As for how good the images are at the Hi-3 (ISO 102,400) setting, we were able to grab a few sample frames using one of the first production cameras at Photo East. In a nutshell, the overall image quality can be described as equal to the quality of images taken with the average point-and-shoot camera set to ISO 800, which is about 1/7th the sensitivity levels of the D3S's Hi-3 setting. The pictures are more than usable, and represent a huge leap of technological advancement for low-light shooters.
Nikon D3S @ ISO 102,400 (Hi-3)
Close-up @ 100%
Click to enlarge image
Nikon's latest update of its popular D3-series pro cameras is a serious picture-taking machine. Physically, the body, chassis, exterior panels and mirror box of the D3S are constructed from tough magnesium alloy, with an extensive system of gaskets, seals, and O-rings designed to prevent dust, weather and other intrusions from the outside world from gumming up the works. Like prior D3 series cameras, the D3S should undoubtedly feel solid in the hand with controls laid out intuitively, logically and ergonomically.
The D3S's optical viewing system affords you 100% of the image area and displays key exposure data clearly and legibly. You also have the option of composing images using the camera's 3-inch, 920,000-dot LCD screen courtesy of the camera's Live View function, which can be optimized for tripod or handheld shooting. As with other video-capable DSLRs, the D3S's high-res LCD serves as the camera's sole means of composing and editing video. The LCD also features an Electronic Virtual Horizon mode, which makes leveling the camera a cakewalk.
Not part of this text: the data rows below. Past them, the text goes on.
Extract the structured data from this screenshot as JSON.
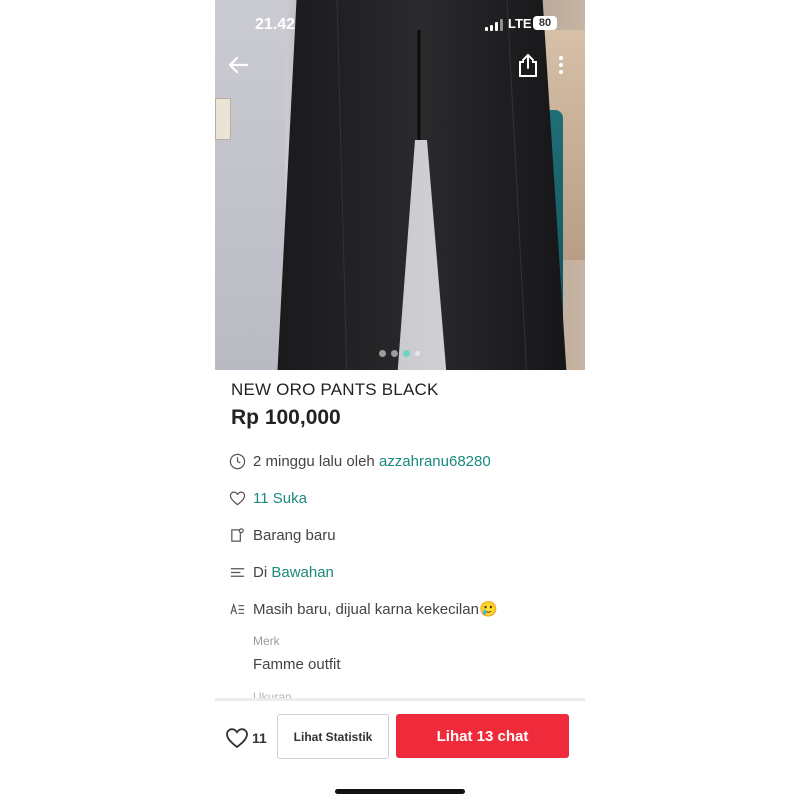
{
  "status_bar": {
    "time": "21.42",
    "network": "LTE",
    "battery": "80"
  },
  "product": {
    "title": "NEW ORO PANTS BLACK",
    "price": "Rp 100,000",
    "image_carousel": {
      "count": 4,
      "active_index": 2
    }
  },
  "details": {
    "posted_time": "2 minggu lalu oleh",
    "seller": "azzahranu68280",
    "likes_label": "11 Suka",
    "condition": "Barang baru",
    "category_prefix": "Di",
    "category": "Bawahan",
    "description": "Masih baru, dijual karna kekecilan🥲",
    "brand_label": "Merk",
    "brand": "Famme outfit",
    "size_label": "Ukuran"
  },
  "bottom_bar": {
    "like_count": "11",
    "stats_button": "Lihat Statistik",
    "chat_button": "Lihat 13 chat"
  },
  "colors": {
    "accent_link": "#1b8a7e",
    "chat_button": "#ef2b3b"
  },
  "icons": [
    "back-arrow-icon",
    "share-icon",
    "more-vertical-icon",
    "clock-icon",
    "heart-icon",
    "tag-icon",
    "list-icon",
    "text-icon"
  ]
}
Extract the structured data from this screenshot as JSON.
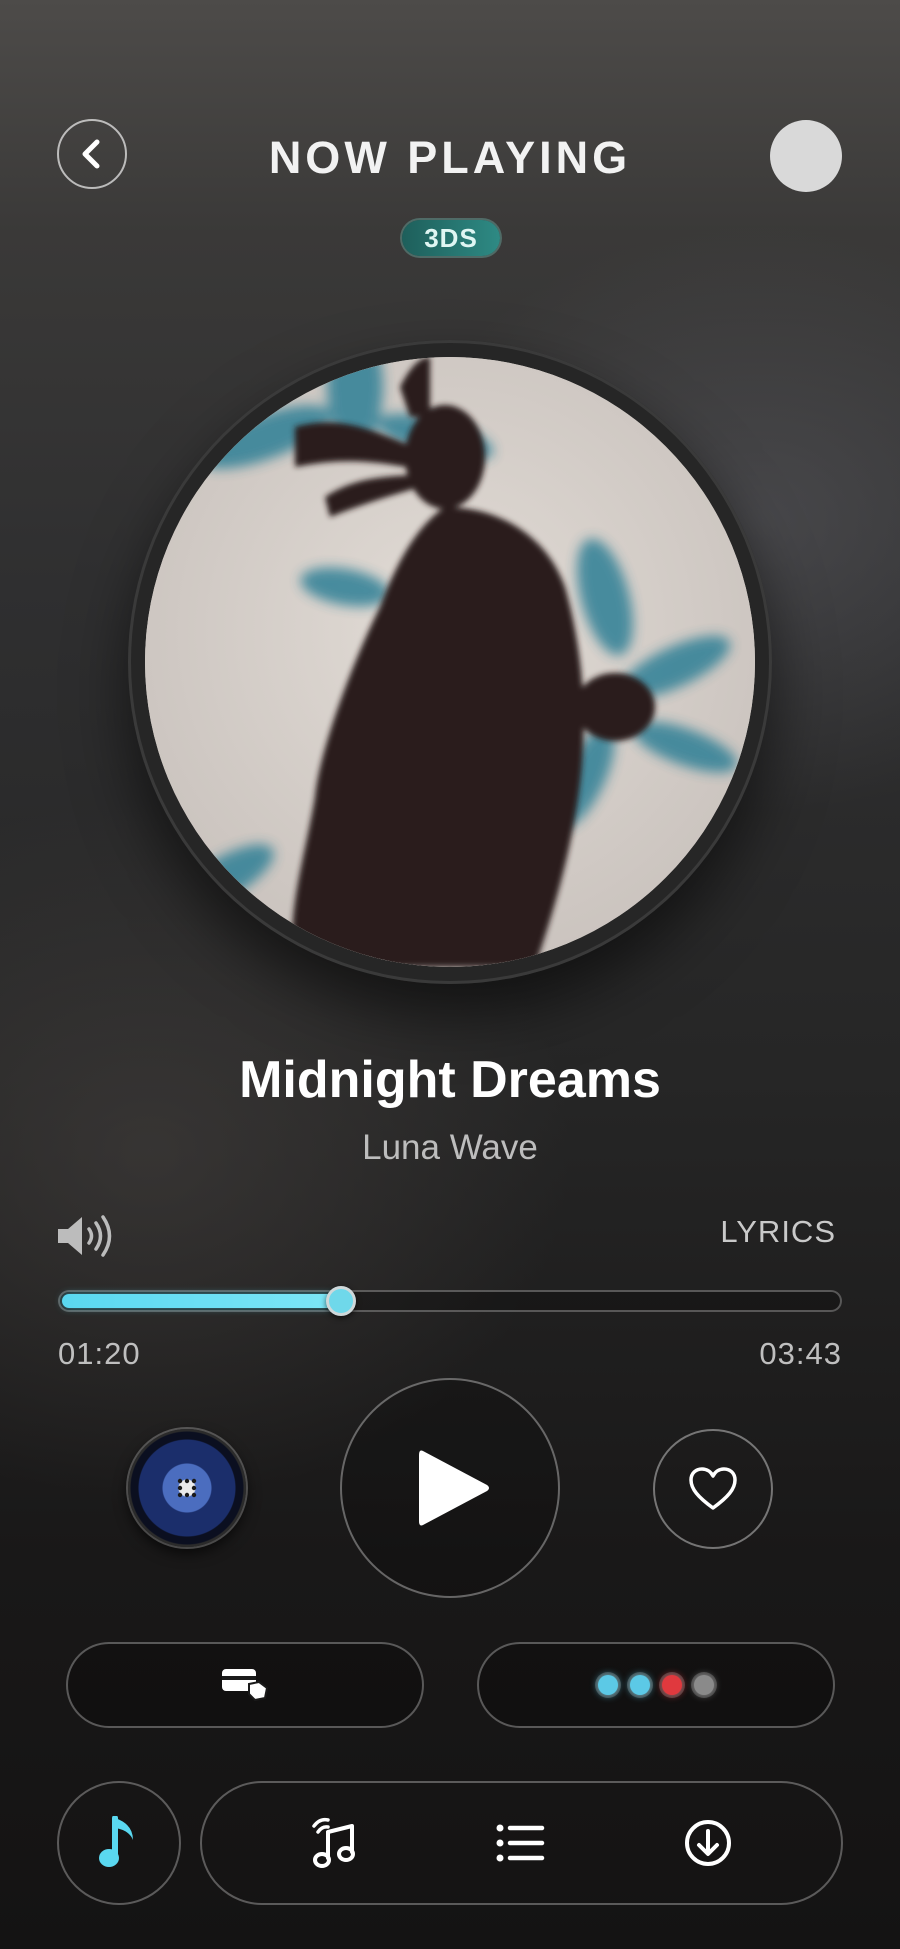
{
  "header": {
    "title": "NOW PLAYING",
    "badge": "3DS",
    "back_icon": "chevron-left-icon"
  },
  "track": {
    "title": "Midnight Dreams",
    "artist": "Luna Wave",
    "elapsed": "01:20",
    "duration": "03:43",
    "progress": 0.359
  },
  "controls": {
    "lyrics_label": "LYRICS",
    "volume_icon": "volume-icon",
    "disc_icon": "vinyl-disc-icon",
    "play_icon": "play-icon",
    "favorite_icon": "heart-icon"
  },
  "panels": {
    "left_icon": "cards-icon",
    "dot_colors": [
      "#5cc9e6",
      "#5cc9e6",
      "#e0393e",
      "#8a8a8a"
    ]
  },
  "nav": {
    "items": [
      "music-note-icon",
      "audio-note-icon",
      "list-icon",
      "download-icon"
    ],
    "accent": "#5ad8f0"
  }
}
To better maintain shadow and highlight details when shooting in contrasty lighting conditions, the D3S features five levels of Nikon D-Lighting, which can be modified to match the demands of each of the current lighting conditions. D-Movie accomplishes the same when shooting video.
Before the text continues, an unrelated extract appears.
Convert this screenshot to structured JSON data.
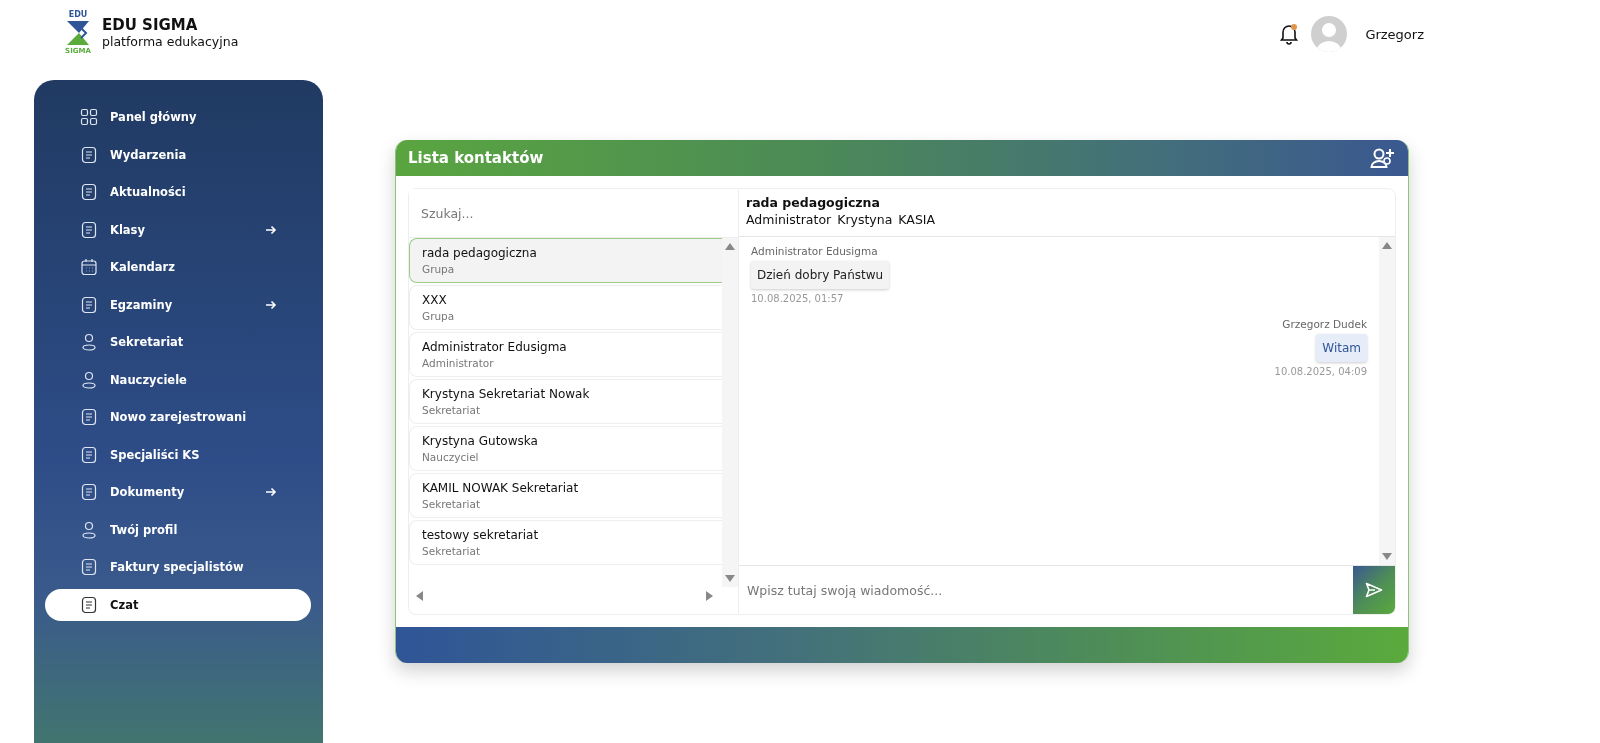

Other video-related tricks the D3S can perform include in-camera trimming that allows you to choose starting and stopping points for easier, time-efficient image transfer. You can also save select video frames as JPEGs for print and Web applications. Sound is recorded in monaural or stereo using an (optional) boom or shoe-mounted microphone, which can be connected via the camera's 3.5 mm stereo jack.
Speaking of sound, the D3S features a "Q" Quiet Shutter Release mode that dampens mirror noise when shooting in theaters and other sound-sensitive environments. To keep things flowing smoothly, dual CF card slots allow for longer break-free shooting, as well as the ability to "ping-pong"' between cards as they fill up, record JPEGs and RAW files separately, or perform automatic in-camera backups as you shoot.
The Nikon D3S is optimized for use with all Nikon Type G, D and AF-S optics, as well as older Nikkor optics, with various limitations in the auto exposure and/or autofocus department. When DX-format optics are mounted to the D3S, a mask automatically darkens the edges of the screen display to highlight the reduced (APS-C 1.5x) image size. Pixels located outside of the DX image field are also turned off to save power, not to mention increasing the camera's flat-out burst rate from 9 to 11 frames per second.
Other features that make the D3S a pro quality imaging machine include Nikon's renowned (and deadly accurate) 1005-pixel 3D Color Matrix II metering system, a quick-as-heck 51-point (including 15 cross-type sensors) Multi-CAM 3500FX autofocus system, a huge image buffer (up to 48 RAW or 130 large JPEGs), and up to 4200 exposures per battery charge.